- _Task directions_: The data should be printed again, exactly.

- _Stored dataset items_:
☆ ☆ ☆ ☆ ☆ ☆ ☆

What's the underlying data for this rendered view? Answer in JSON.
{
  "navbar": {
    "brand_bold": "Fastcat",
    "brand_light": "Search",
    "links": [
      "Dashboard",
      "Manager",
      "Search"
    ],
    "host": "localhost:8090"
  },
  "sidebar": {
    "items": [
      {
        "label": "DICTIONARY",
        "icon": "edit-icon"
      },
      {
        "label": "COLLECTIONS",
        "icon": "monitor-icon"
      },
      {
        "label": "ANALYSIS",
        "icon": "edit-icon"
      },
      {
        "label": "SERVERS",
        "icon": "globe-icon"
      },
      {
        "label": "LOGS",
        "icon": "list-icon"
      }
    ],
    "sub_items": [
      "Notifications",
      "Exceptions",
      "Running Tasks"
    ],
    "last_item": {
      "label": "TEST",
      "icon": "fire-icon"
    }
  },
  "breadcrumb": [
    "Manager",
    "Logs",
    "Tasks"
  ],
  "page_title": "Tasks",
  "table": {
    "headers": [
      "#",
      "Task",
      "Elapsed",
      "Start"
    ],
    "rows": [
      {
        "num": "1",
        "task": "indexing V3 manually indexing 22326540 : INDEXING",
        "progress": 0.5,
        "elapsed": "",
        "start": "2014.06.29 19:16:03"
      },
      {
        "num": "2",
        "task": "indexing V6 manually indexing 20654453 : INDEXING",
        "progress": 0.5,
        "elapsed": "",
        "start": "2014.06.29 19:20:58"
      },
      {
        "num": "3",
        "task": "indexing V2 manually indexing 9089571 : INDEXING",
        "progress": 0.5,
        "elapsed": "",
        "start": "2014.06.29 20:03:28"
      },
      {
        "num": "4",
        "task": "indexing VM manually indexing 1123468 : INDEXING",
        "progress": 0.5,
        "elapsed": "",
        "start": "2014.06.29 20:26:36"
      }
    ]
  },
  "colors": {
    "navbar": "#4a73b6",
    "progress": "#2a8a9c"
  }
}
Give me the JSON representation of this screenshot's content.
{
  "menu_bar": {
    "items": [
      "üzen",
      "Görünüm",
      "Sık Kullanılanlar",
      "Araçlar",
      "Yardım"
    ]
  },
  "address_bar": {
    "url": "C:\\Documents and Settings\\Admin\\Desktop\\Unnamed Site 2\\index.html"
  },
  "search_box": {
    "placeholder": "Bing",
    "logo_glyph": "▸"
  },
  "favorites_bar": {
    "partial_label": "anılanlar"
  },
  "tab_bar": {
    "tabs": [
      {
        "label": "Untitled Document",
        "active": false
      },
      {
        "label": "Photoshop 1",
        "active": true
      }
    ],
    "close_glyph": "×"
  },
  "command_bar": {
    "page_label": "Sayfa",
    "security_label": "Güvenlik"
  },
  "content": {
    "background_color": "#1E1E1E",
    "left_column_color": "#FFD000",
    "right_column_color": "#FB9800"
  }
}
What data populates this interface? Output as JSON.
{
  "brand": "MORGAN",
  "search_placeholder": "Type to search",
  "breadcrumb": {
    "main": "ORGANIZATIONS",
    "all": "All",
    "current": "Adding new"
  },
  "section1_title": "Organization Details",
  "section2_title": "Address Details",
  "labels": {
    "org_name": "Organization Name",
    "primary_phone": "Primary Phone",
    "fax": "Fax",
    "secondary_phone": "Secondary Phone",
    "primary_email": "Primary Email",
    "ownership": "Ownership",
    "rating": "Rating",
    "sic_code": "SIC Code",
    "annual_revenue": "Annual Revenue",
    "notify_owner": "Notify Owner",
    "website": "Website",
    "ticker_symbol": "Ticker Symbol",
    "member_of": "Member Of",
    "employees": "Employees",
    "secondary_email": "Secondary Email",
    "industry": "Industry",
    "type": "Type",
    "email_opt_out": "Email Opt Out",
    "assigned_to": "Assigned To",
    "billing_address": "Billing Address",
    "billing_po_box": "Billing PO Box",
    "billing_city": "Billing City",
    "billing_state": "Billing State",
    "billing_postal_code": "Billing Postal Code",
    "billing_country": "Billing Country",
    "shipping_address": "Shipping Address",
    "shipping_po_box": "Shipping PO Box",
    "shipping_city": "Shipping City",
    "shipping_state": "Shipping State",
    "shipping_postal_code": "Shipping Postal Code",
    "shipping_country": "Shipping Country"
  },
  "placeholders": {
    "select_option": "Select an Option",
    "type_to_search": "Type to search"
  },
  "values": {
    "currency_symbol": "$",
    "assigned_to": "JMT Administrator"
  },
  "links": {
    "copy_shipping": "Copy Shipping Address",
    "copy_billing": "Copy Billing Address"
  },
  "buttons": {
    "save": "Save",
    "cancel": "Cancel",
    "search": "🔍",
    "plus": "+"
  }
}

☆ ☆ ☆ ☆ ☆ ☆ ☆

- _The answer_:
What's the underlying data for this rendered view? Answer in JSON.
{
  "navbar": {
    "brand_bold": "Fastcat",
    "brand_light": "Search",
    "links": [
      "Dashboard",
      "Manager",
      "Search"
    ],
    "host": "localhost:8090"
  },
  "sidebar": {
    "items": [
      {
        "label": "DICTIONARY",
        "icon": "edit-icon"
      },
      {
        "label": "COLLECTIONS",
        "icon": "monitor-icon"
      },
      {
        "label": "ANALYSIS",
        "icon": "edit-icon"
      },
      {
        "label": "SERVERS",
        "icon": "globe-icon"
      },
      {
        "label": "LOGS",
        "icon": "list-icon"
      }
    ],
    "sub_items": [
      "Notifications",
      "Exceptions",
      "Running Tasks"
    ],
    "last_item": {
      "label": "TEST",
      "icon": "fire-icon"
    }
  },
  "breadcrumb": [
    "Manager",
    "Logs",
    "Tasks"
  ],
  "page_title": "Tasks",
  "table": {
    "headers": [
      "#",
      "Task",
      "Elapsed",
      "Start"
    ],
    "rows": [
      {
        "num": "1",
        "task": "indexing V3 manually indexing 22326540 : INDEXING",
        "progress": 0.5,
        "elapsed": "",
        "start": "2014.06.29 19:16:03"
      },
      {
        "num": "2",
        "task": "indexing V6 manually indexing 20654453 : INDEXING",
        "progress": 0.5,
        "elapsed": "",
        "start": "2014.06.29 19:20:58"
      },
      {
        "num": "3",
        "task": "indexing V2 manually indexing 9089571 : INDEXING",
        "progress": 0.5,
        "elapsed": "",
        "start": "2014.06.29 20:03:28"
      },
      {
        "num": "4",
        "task": "indexing VM manually indexing 1123468 : INDEXING",
        "progress": 0.5,
        "elapsed": "",
        "start": "2014.06.29 20:26:36"
      }
    ]
  },
  "colors": {
    "navbar": "#4a73b6",
    "progress": "#2a8a9c"
  }
}
Give me the JSON representation of this screenshot's content.
{
  "menu_bar": {
    "items": [
      "üzen",
      "Görünüm",
      "Sık Kullanılanlar",
      "Araçlar",
      "Yardım"
    ]
  },
  "address_bar": {
    "url": "C:\\Documents and Settings\\Admin\\Desktop\\Unnamed Site 2\\index.html"
  },
  "search_box": {
    "placeholder": "Bing",
    "logo_glyph": "▸"
  },
  "favorites_bar": {
    "partial_label": "anılanlar"
  },
  "tab_bar": {
    "tabs": [
      {
        "label": "Untitled Document",
        "active": false
      },
      {
        "label": "Photoshop 1",
        "active": true
      }
    ],
    "close_glyph": "×"
  },
  "command_bar": {
    "page_label": "Sayfa",
    "security_label": "Güvenlik"
  },
  "content": {
    "background_color": "#1E1E1E",
    "left_column_color": "#FFD000",
    "right_column_color": "#FB9800"
  }
}
What data populates this interface? Output as JSON.
{
  "brand": "MORGAN",
  "search_placeholder": "Type to search",
  "breadcrumb": {
    "main": "ORGANIZATIONS",
    "all": "All",
    "current": "Adding new"
  },
  "section1_title": "Organization Details",
  "section2_title": "Address Details",
  "labels": {
    "org_name": "Organization Name",
    "primary_phone": "Primary Phone",
    "fax": "Fax",
    "secondary_phone": "Secondary Phone",
    "primary_email": "Primary Email",
    "ownership": "Ownership",
    "rating": "Rating",
    "sic_code": "SIC Code",
    "annual_revenue": "Annual Revenue",
    "notify_owner": "Notify Owner",
    "website": "Website",
    "ticker_symbol": "Ticker Symbol",
    "member_of": "Member Of",
    "employees": "Employees",
    "secondary_email": "Secondary Email",
    "industry": "Industry",
    "type": "Type",
    "email_opt_out": "Email Opt Out",
    "assigned_to": "Assigned To",
    "billing_address": "Billing Address",
    "billing_po_box": "Billing PO Box",
    "billing_city": "Billing City",
    "billing_state": "Billing State",
    "billing_postal_code": "Billing Postal Code",
    "billing_country": "Billing Country",
    "shipping_address": "Shipping Address",
    "shipping_po_box": "Shipping PO Box",
    "shipping_city": "Shipping City",
    "shipping_state": "Shipping State",
    "shipping_postal_code": "Shipping Postal Code",
    "shipping_country": "Shipping Country"
  },
  "placeholders": {
    "select_option": "Select an Option",
    "type_to_search": "Type to search"
  },
  "values": {
    "currency_symbol": "$",
    "assigned_to": "JMT Administrator"
  },
  "links": {
    "copy_shipping": "Copy Shipping Address",
    "copy_billing": "Copy Billing Address"
  },
  "buttons": {
    "save": "Save",
    "cancel": "Cancel",
    "search": "🔍",
    "plus": "+"
  }
}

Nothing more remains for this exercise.